Dataset items
###
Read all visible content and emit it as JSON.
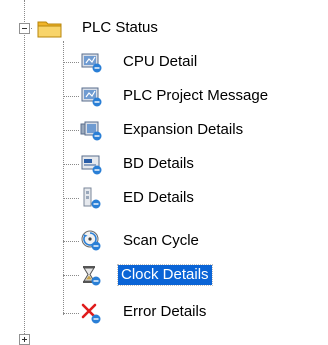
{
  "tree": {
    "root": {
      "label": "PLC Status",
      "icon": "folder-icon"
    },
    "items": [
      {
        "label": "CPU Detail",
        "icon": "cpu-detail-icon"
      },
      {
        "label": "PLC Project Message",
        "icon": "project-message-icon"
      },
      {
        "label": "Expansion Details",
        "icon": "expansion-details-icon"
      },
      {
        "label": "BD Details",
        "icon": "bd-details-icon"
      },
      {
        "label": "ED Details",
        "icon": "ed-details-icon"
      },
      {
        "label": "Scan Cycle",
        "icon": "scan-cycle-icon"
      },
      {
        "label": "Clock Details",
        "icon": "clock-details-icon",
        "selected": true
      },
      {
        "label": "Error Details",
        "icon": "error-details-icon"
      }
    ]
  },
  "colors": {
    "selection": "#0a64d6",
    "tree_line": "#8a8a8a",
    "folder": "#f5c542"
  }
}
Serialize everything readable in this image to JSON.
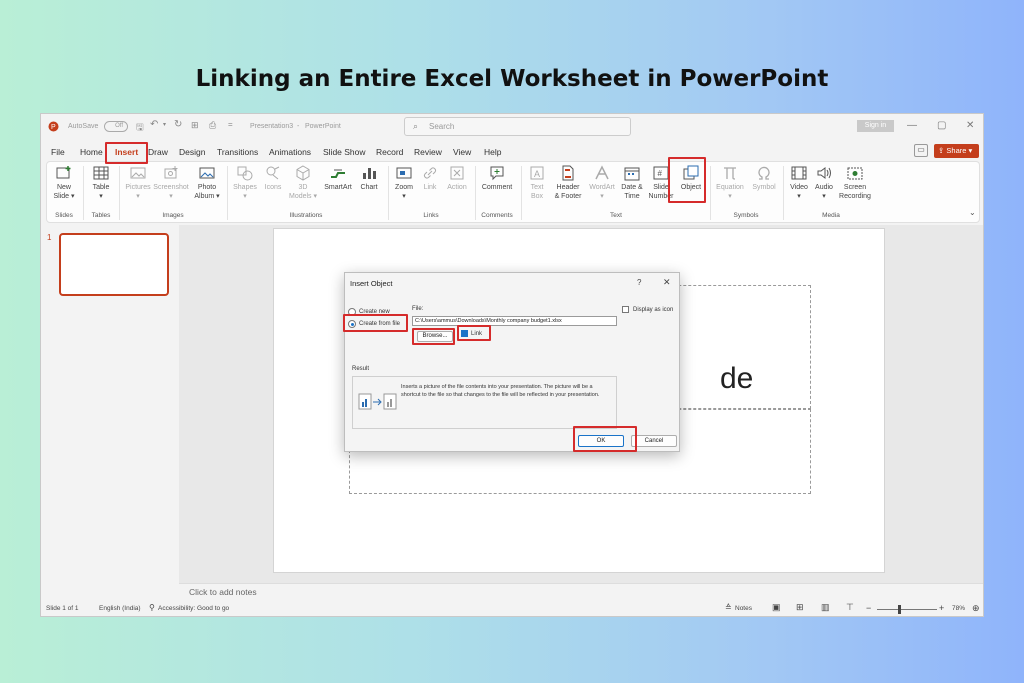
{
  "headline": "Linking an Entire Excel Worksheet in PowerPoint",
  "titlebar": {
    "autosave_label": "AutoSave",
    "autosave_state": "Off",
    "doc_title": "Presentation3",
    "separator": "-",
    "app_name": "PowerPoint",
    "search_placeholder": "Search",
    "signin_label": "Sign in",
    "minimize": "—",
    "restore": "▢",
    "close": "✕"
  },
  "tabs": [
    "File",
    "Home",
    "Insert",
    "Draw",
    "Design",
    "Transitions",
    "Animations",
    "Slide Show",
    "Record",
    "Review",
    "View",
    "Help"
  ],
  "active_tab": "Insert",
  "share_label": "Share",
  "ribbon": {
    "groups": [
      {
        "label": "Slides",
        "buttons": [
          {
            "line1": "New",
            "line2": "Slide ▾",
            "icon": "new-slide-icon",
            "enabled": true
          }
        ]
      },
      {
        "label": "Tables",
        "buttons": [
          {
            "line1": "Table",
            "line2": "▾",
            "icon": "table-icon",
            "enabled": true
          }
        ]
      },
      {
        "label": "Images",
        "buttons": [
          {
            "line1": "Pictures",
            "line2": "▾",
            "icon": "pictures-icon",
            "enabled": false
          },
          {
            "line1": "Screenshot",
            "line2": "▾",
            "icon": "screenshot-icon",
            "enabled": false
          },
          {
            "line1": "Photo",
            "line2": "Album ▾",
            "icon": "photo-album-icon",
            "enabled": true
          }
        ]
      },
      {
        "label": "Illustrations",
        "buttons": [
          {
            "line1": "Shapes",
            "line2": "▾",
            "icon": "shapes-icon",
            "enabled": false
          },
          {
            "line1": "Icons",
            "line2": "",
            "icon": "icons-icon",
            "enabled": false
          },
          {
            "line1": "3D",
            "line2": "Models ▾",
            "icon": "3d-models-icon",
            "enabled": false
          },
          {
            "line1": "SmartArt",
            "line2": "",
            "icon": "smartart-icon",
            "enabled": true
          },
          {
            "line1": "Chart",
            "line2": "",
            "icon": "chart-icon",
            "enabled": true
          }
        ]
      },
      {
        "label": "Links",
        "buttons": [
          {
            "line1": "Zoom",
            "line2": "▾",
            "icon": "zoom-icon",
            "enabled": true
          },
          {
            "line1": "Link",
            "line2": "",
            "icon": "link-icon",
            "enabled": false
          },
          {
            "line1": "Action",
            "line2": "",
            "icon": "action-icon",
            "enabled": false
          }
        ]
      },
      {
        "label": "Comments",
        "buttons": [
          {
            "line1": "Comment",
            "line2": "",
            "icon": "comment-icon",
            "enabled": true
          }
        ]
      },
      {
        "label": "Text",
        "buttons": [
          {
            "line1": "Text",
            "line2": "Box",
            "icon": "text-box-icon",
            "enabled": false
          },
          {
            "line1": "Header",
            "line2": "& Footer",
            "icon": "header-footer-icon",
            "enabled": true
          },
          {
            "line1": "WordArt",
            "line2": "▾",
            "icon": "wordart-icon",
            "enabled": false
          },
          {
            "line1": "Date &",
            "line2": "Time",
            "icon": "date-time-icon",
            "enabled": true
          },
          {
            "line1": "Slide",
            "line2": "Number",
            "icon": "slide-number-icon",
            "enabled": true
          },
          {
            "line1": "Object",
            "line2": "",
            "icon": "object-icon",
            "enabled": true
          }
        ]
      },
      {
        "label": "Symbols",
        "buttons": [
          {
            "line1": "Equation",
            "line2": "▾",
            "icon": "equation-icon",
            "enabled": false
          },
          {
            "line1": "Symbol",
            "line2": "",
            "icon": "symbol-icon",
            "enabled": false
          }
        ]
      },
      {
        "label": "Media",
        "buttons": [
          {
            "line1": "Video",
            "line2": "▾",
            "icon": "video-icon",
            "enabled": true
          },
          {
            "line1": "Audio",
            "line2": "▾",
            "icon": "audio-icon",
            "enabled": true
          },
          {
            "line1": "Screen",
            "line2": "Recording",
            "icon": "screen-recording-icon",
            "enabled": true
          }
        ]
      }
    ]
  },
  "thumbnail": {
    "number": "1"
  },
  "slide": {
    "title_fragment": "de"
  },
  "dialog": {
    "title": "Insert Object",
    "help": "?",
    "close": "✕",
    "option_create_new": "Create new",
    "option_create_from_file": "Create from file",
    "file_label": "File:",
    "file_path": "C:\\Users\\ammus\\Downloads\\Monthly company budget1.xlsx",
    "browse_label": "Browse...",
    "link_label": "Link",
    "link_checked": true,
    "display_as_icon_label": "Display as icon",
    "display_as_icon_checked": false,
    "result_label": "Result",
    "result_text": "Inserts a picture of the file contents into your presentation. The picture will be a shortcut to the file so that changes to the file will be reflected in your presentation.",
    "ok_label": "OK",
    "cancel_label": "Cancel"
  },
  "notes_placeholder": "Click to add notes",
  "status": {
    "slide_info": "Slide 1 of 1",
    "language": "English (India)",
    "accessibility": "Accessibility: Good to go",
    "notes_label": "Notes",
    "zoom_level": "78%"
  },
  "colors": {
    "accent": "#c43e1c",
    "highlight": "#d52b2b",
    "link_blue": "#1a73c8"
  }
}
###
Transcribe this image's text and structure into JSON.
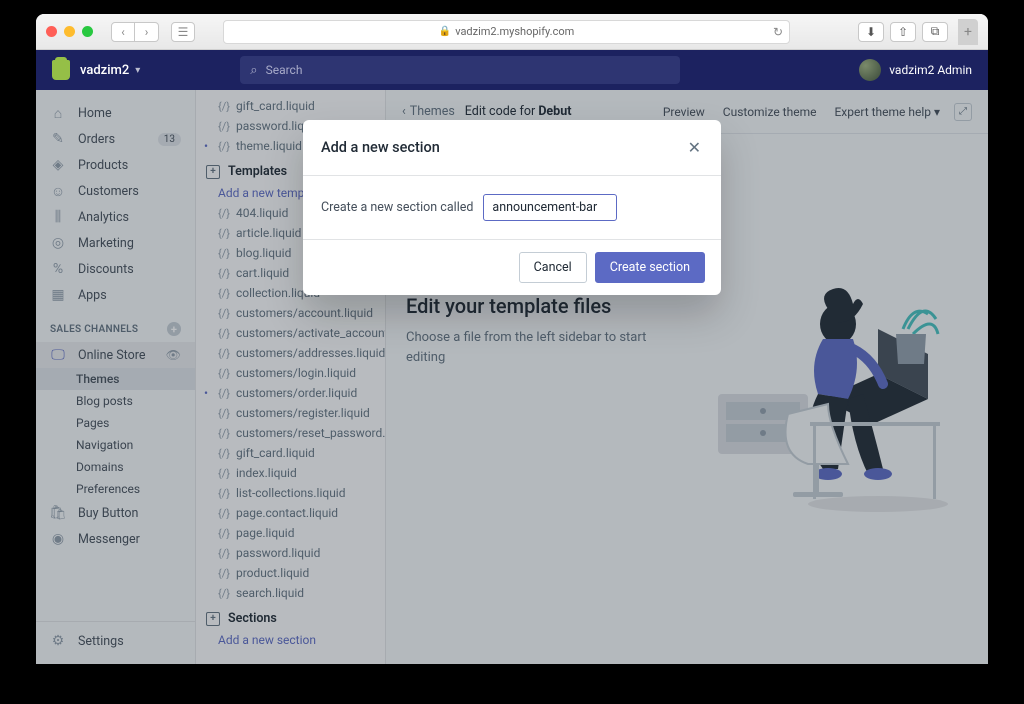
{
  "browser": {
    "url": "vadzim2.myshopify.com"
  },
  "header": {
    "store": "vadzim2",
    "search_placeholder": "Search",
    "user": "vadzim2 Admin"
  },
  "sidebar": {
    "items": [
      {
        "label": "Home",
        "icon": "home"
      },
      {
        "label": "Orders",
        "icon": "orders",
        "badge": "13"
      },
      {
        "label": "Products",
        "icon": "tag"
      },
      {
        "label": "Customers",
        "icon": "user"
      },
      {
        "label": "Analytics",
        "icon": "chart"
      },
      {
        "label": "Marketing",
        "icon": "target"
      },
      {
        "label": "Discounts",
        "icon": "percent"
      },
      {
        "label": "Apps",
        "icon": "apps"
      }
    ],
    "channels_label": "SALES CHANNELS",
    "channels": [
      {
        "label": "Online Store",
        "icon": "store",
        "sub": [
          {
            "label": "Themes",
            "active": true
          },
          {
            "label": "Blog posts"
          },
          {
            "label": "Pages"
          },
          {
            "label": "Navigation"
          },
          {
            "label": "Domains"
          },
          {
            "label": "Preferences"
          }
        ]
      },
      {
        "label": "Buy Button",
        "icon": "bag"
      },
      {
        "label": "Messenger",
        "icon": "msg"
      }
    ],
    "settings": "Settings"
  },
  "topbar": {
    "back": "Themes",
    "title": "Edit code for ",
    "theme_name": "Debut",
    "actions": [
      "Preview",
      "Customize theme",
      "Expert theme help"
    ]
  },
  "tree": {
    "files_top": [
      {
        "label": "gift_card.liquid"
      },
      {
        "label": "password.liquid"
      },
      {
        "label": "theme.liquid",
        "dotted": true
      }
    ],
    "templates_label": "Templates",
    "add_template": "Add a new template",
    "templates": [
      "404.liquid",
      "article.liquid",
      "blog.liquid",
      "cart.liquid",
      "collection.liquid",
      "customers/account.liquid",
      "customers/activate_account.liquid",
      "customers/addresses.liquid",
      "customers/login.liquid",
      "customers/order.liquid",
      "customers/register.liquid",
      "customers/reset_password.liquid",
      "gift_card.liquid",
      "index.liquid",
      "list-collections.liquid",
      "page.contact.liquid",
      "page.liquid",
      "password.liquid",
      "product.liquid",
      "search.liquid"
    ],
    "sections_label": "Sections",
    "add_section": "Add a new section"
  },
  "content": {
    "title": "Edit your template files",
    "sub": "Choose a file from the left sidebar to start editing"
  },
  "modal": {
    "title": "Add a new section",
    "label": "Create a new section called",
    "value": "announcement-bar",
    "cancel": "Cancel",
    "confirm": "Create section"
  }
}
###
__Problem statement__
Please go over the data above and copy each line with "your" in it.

__Response to the task__
    "result_text": "Inserts a picture of the file contents into your presentation. The picture will be a shortcut to the file so that changes to the file will be reflected in your presentation.",
    "title": "Edit your template files",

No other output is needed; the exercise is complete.